If you’ve heard it once, you’ve heard it a thousand times. From business, to sports, to politics, relationships, money, and success — “fake it until you make it.”
Pretend like you’re already there, and you’ll eventually get there. Spend like you’re a champion, and you’ll end up wealthy enough to be a champion.
It’s all a lie.
A good lie. A believable lie. A lie you desperately want to believe. But it’s still a lie. A sham. A horrific mistake that will cripple your entire life.
Being a fake doesn’t make you smarter, faster, more relatable, better positioned in business, or ready to conquer the world.
Being a fake just makes you a loser.
There are no two ways about it.
1. Being a fake makes you poor.
Instead of developing the discipline you need to save money and make smart investment choices, you are content to max out another credit card and over-pay for a vehicle you don’t really need — all in the name of pretending like you know what you’re doing.
You’re just guaranteeing that you’ll never actually end up being somebody.
2. Being a fake makes you dumb.
Instead of listening to smart people and developing valuable relationships, you’re busy pretending like you know everything — belching out random bits of knowledge instead of being vulnerable enough to seek wise counsel and execute great ideas from people who’ve already been there.
No one likes to help somebody who pretends like they have it all figured out already.

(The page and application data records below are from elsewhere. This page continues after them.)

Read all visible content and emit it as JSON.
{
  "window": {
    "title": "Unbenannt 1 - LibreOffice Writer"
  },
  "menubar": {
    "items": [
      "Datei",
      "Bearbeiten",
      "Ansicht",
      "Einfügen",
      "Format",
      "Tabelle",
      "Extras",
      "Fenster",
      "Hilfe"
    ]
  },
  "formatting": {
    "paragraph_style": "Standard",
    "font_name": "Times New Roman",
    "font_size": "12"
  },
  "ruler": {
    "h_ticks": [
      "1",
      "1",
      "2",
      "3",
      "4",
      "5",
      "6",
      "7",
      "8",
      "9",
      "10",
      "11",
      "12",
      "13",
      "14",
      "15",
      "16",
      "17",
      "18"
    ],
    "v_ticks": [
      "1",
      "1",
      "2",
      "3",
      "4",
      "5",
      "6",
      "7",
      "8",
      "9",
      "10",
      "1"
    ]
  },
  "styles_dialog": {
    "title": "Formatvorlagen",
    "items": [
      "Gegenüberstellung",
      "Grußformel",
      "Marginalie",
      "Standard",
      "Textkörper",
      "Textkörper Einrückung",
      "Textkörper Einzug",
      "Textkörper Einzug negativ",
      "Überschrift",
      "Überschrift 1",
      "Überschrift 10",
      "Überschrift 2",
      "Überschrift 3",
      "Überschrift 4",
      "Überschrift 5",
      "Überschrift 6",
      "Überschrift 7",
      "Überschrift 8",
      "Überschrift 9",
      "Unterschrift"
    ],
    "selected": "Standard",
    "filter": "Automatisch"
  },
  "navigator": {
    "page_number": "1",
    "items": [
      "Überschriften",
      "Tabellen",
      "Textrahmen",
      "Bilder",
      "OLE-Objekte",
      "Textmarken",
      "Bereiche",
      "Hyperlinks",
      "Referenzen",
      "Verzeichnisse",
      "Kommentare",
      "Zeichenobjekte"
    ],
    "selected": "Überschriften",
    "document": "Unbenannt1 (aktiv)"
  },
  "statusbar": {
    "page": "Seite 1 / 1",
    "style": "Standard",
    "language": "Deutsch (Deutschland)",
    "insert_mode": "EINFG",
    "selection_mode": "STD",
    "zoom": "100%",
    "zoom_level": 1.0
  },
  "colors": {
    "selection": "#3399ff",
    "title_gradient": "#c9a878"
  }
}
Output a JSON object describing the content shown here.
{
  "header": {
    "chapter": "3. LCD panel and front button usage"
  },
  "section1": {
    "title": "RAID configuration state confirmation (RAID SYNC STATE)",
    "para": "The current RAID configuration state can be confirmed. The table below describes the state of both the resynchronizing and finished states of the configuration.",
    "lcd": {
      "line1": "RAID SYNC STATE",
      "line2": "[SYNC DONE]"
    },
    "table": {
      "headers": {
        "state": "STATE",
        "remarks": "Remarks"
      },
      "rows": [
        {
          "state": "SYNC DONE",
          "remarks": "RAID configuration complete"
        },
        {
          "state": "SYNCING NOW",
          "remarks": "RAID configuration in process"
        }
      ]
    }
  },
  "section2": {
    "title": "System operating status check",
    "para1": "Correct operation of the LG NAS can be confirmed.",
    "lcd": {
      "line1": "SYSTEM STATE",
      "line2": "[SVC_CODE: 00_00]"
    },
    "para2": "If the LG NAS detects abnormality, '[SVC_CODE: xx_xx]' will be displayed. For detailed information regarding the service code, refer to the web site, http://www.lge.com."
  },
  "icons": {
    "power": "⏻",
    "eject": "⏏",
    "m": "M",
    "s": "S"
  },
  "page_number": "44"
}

3. Being a fake makes you lazy.
Instead of working hard enough to get the results you deserve, you’re all too willing to invest in “get rich quick” schemes and strategies that don’t involve you having to do much. You’re all too quick to talk about how smart you are and how smart your plan is, but your behavior is killing any chance you have of actually being successful.

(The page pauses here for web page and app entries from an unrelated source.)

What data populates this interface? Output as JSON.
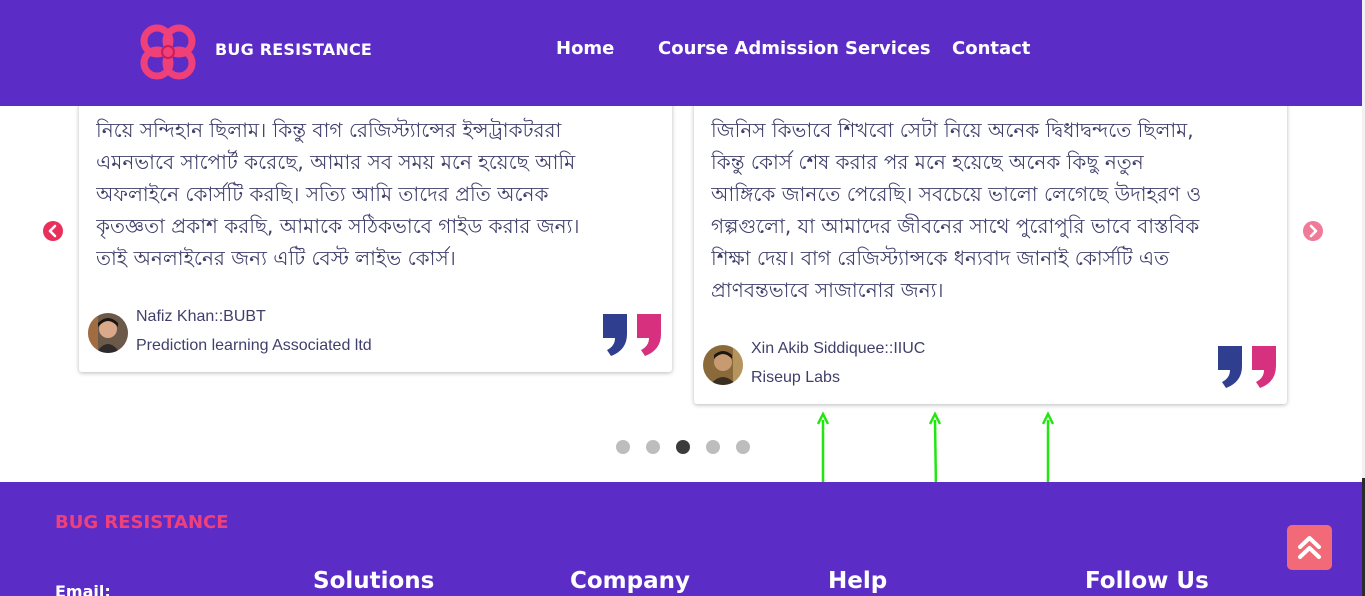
{
  "header": {
    "brand": "BUG RESISTANCE",
    "nav": [
      "Home",
      "Course Admission",
      "Services",
      "Contact"
    ]
  },
  "testimonials": [
    {
      "lines": [
        "নিয়ে সন্দিহান ছিলাম। কিন্তু বাগ রেজিস্ট্যান্সের ইন্সট্রাকটররা",
        "এমনভাবে সাপোর্ট করেছে, আমার সব সময় মনে হয়েছে আমি",
        "অফলাইনে কোর্সটি করছি। সত্যি আমি তাদের প্রতি অনেক",
        "কৃতজ্ঞতা প্রকাশ করছি, আমাকে সঠিকভাবে গাইড করার জন্য।",
        "তাই অনলাইনের জন্য এটি বেস্ট লাইভ কোর্স।"
      ],
      "name": "Nafiz Khan::BUBT",
      "org": "Prediction learning Associated ltd"
    },
    {
      "lines": [
        "জিনিস কিভাবে শিখবো সেটা নিয়ে অনেক দ্বিধাদ্বন্দতে ছিলাম,",
        "কিন্তু কোর্স শেষ করার পর মনে হয়েছে অনেক কিছু নতুন",
        "আঙ্গিকে জানতে পেরেছি। সবচেয়ে ভালো লেগেছে উদাহরণ ও",
        "গল্পগুলো, যা আমাদের জীবনের সাথে পুরোপুরি ভাবে বাস্তবিক",
        "শিক্ষা দেয়। বাগ রেজিস্ট্যান্সকে ধন্যবাদ জানাই কোর্সটি এত",
        "প্রাণবন্তভাবে সাজানোর জন্য।"
      ],
      "name": "Xin Akib Siddiquee::IIUC",
      "org": "Riseup Labs"
    }
  ],
  "carousel": {
    "dot_count": 5,
    "active_index": 2
  },
  "footer": {
    "brand": "BUG RESISTANCE",
    "email_label": "Email:",
    "columns": [
      "Solutions",
      "Company",
      "Help",
      "Follow Us"
    ]
  },
  "colors": {
    "primary": "#5b2dc6",
    "accent_pink": "#e8305a",
    "quote_blue": "#2f3e8f",
    "quote_pink": "#d6307f",
    "annotation_green": "#22e60f"
  },
  "icons": [
    "logo-icon",
    "chevron-left-icon",
    "chevron-right-icon",
    "quote-icon",
    "double-chevron-up-icon"
  ]
}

Winners aren’t lazy. There’s never been a champion who reached the pinnacle of success by avoiding hard work.
You can’t fake success.
You can’t fake that. You can’t fake kindness or compassion, caring more or learning from your mistakes.

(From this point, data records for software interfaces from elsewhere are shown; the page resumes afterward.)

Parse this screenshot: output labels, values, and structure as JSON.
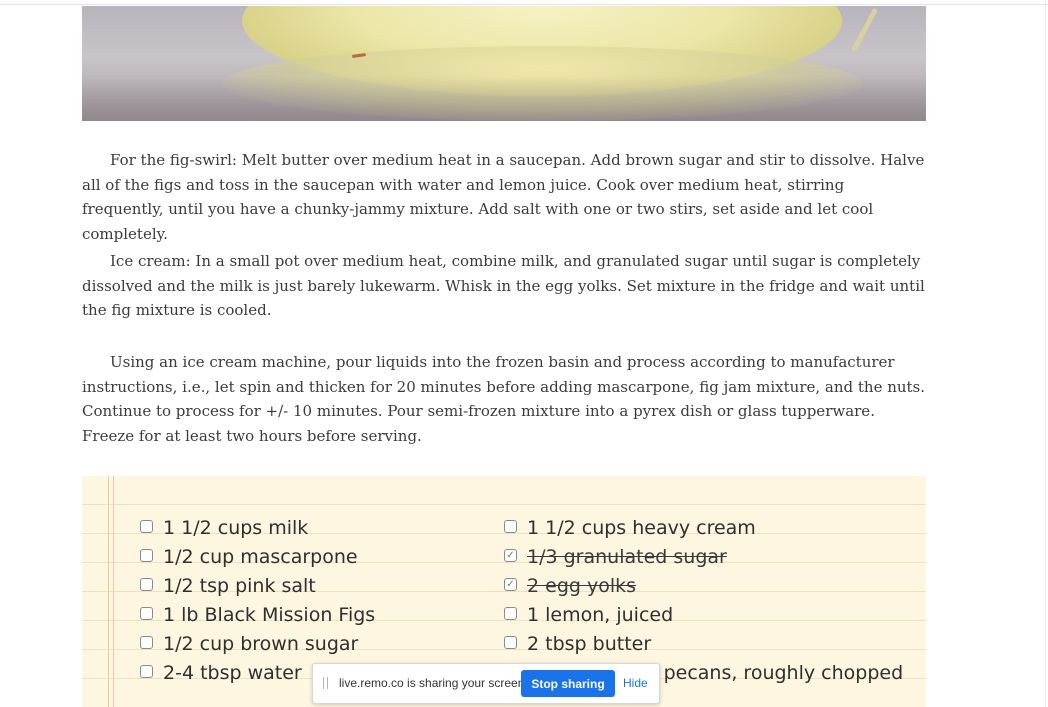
{
  "article": {
    "paragraphs": [
      "For the fig-swirl: Melt butter over medium heat in a saucepan. Add brown sugar and stir to dissolve. Halve all of the figs and toss in the saucepan with water and lemon juice. Cook over medium heat, stirring frequently, until you have a chunky-jammy mixture. Add salt with one or two stirs, set aside and let cool completely.",
      "Ice cream: In a small pot over medium heat, combine milk, and granulated sugar until sugar is completely dissolved and the milk is just barely lukewarm. Whisk in the egg yolks. Set mixture in the fridge and wait until the fig mixture is cooled.",
      "Using an ice cream machine, pour liquids into the frozen basin and process according to manufacturer instructions, i.e., let spin and thicken for 20 minutes before adding mascarpone, fig jam mixture, and the nuts. Continue to process for +/- 10 minutes. Pour semi-frozen mixture into a pyrex dish or glass tupperware. Freeze for at least two hours before serving."
    ]
  },
  "ingredients": {
    "left": [
      {
        "label": "1 1/2 cups milk",
        "checked": false
      },
      {
        "label": "1/2 cup mascarpone",
        "checked": false
      },
      {
        "label": "1/2 tsp pink salt",
        "checked": false
      },
      {
        "label": "1 lb Black Mission Figs",
        "checked": false
      },
      {
        "label": "1/2 cup brown sugar",
        "checked": false
      },
      {
        "label": "2-4 tbsp water",
        "checked": false
      }
    ],
    "right": [
      {
        "label": "1 1/2 cups heavy cream",
        "checked": false
      },
      {
        "label": "1/3 granulated sugar",
        "checked": true
      },
      {
        "label": "2 egg yolks",
        "checked": true
      },
      {
        "label": "1 lemon, juiced",
        "checked": false
      },
      {
        "label": "2 tbsp butter",
        "checked": false
      },
      {
        "label": "1 cup toasted pecans, roughly chopped",
        "checked": false
      }
    ]
  },
  "share_bar": {
    "message": "live.remo.co is sharing your screen.",
    "stop_label": "Stop sharing",
    "hide_label": "Hide"
  },
  "icons": {
    "unchecked": "checkbox-empty-icon",
    "checked": "checkbox-checked-icon",
    "grip": "drag-grip-icon"
  },
  "colors": {
    "card_background": "#fdf6e1",
    "stop_button": "#1a73e8",
    "text": "#3b3b3b"
  }
}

You can’t fake the will to win.
You can’t fake massive amounts of effort, humility, or an insatiable appetite for learning.
You can, however, fake your way into losing.
You can fake your way into bankruptcy. You can fake your way into being fired or leading a company that never grows.
Faking it makes you miserable, poor, and humiliated — the sort of last ditch strategy you try right before you admit out loud that you’ve just given up.
Stop faking it. Start making it.